Dr. Craik Fergus, Craik Fergus, Baycrest Health Sciences, Rotman Research Institute

Baycrest’s RRI pioneer inducted into American Academy of Arts & Sciences

Dr. Fergus Craik was inducted into the American Academy of Arts & Sciences on October 8, joining the world’s most accomplished scholars, scientists, writers and artists.

Dr. Craik, senior scientist at the Rotman Research Institute (RRI), joins the Academy as a foreign honorary member for demonstrated excellence in the field of psychology. The Academy boasts an exclusive membership including George Washington, Benjamin Franklin, Thomas Jefferson, Alexander Graham Bell and Albert Einstein.

His work has greatly impacted our understanding of how memories are created and how memory changes with age. He discovered that during aging, older adults have a difficult time remembering information offhand, but once an environmental support or a hint is provided to trigger a memory, their ability to remember is greatly enhanced.

“This theory can be applied to designing homes for older adults since their cognitive abilities are supported by familiar environments,” says Dr. Craik, who has been at the RRI since its inception in 1989. “If older adults move into a long-term care home, it’s best that they bring as many things as possible from their previous home to support their cognitive abilities, as these are often temporarily depressed when entering a new environment.”

He is best known for his work on the psychological theory, levels of processing, which presented the idea that the depth of mental analysis impacts a person’s ability to recall information. This theory shed new light on the scientific community’s understanding of memory at the time and has since become well-accepted in cognitive psychology.

Dr. Craik has also been involved in Baycrest’s groundbreaking study on bilingualism’s effect in delaying the onset of Alzheimer’s symptoms. The research team led by Dr. Ellen Bialystok, Rotman Research Institute Associate Scientist and York University Professor of Psychology, continues to explore bilingualism’s effect on normal aging and on patients with mild cognitive impairment, a condition that leads to a higher risk of dementia.

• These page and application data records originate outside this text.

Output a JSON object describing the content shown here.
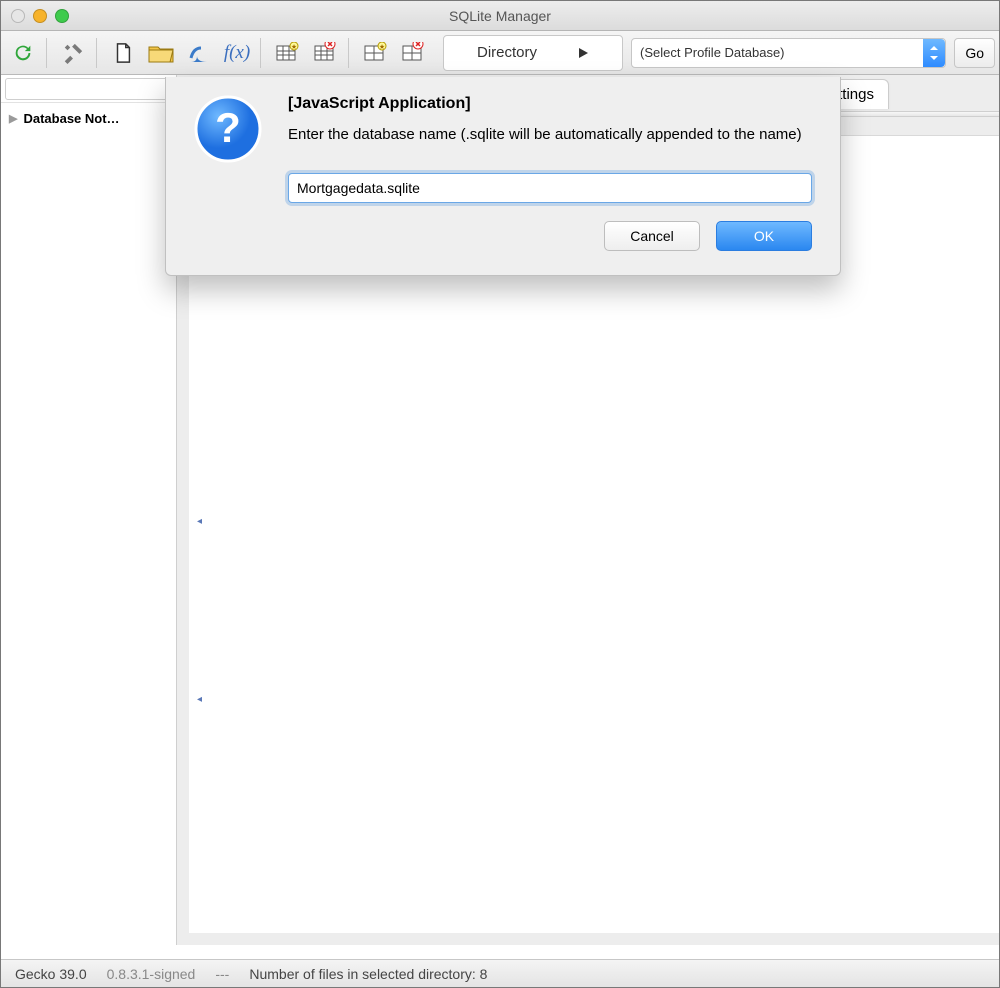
{
  "titlebar": {
    "title": "SQLite Manager"
  },
  "toolbar": {
    "icons": [
      "refresh",
      "tools",
      "new-file",
      "open-folder",
      "function-f",
      "function-fx",
      "table-new",
      "table-delete",
      "table-new-alt",
      "table-delete-alt"
    ],
    "directory_label": "Directory",
    "select_placeholder": "(Select Profile Database)",
    "go_label": "Go"
  },
  "sidebar": {
    "item_label": "Database Not…"
  },
  "main": {
    "peek_tab": "ttings"
  },
  "dialog": {
    "title": "[JavaScript Application]",
    "message": "Enter the database name (.sqlite will be automatically appended to the name)",
    "input_value": "Mortgagedata.sqlite",
    "cancel_label": "Cancel",
    "ok_label": "OK"
  },
  "status": {
    "left1": "Gecko 39.0",
    "left2": "0.8.3.1-signed",
    "mid": "---",
    "right": "Number of files in selected directory: 8"
  }
}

Research will help in discovering how bilingualism and other life experiences, such as higher education and a cognitively-challenging occupation, contribute to “cognitive reserve” that protects the brain from developing dementia. Understanding the ways these experiences change the brain could lead to the development of targeted programs that delay the onset of neurodegenerative diseases among older adults.

“Dr. Fergus Craik’s research provides a fundamental understanding of the human memory and how it changes during aging,” says Dr. Randy McIntosh, Baycrest’s Vice-President of Research and Director of the RRI. “His work forms the crux of developing translational research programs.”

Dr. Craik was previously recognized by being named a Fellow of the Royal Society of Canada and Fellow of the Royal Society of London. He was also awarded a prestigious Killam Prize by the Canada Council.

Founded in 1780, the American Academy of Arts and Sciences is one of the United States’ oldest learned societies and independent policy research centers, convening leaders from the academic, business, and government sectors to respond to the challenges facing the nation and the world.